Various gauges and length
In the U.S. the most used diameters are 25, 27, 30 gauges. The higher the gauge number, the smaller the diameter. Close to ~45% of the market uses the 30 gauge. Since 25 gauge has the largest diameter, it’s very useful for preventing needle breakage.
Needle lengths are usually ultra-small, small, or long with the long needle being used for deeper penetrations. The last thing you want is to insert a short needle and have it break.
The bevel is critical for cutting through. The patient’s comfort can be both increased by the design of the bevel as well as the sharpness. You do not want a dull needle with a poor design. If the needle is dull, you are forced to apply significantly more force. More force = less comfort.
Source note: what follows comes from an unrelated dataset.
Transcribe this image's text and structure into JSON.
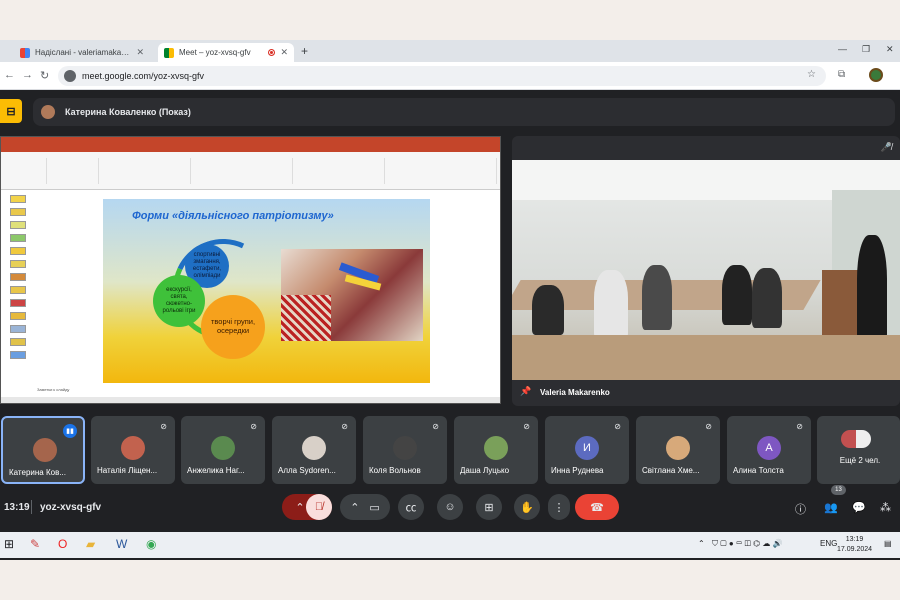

The bore is the opening portion of the needle. The design of the bore controls the flow and pressure of the injection.
As you press on the depressor (to inject the fluid), the tissue, arteries, capillaries, etc attempt to push back that fluid. If the design of the bore is high quality it will give you better control against the back-flow. If the design is poor, you’re forced to push with significantly more pressure.
What Makes a Good Dental Needle?
Ultimately it’s about the comfort of your patient. Here is a guide for choosing:
What is the design of the needle? Multi-beveled / scapel-bevel will provide the most comfort
How large is the bore? The larger the bore, the less pressure that is felt during the injection of fluid
How sharp is the needle? This is a no-brainer, you want the needle to cut like butter
How many gauges is the needle? Although this is shown less relevant, it’s still assumed that the higher the gauge size, the more comfortable for patients
Dionne et al. Management of Pain and Anxiety in Dental Office, 2002
Farsakian: The significance of needle gauge in dental injection, Compendium 1991; 12:262–268
Kaufman: A survey of pain, pressure and discomfort induced by commonly … Anesth Prog 2005; 52:122–127
Viva Learning — The Dental Needle
Malamed S. 2013 Handbook of Local Anesthesia 6th ed; Elsevier.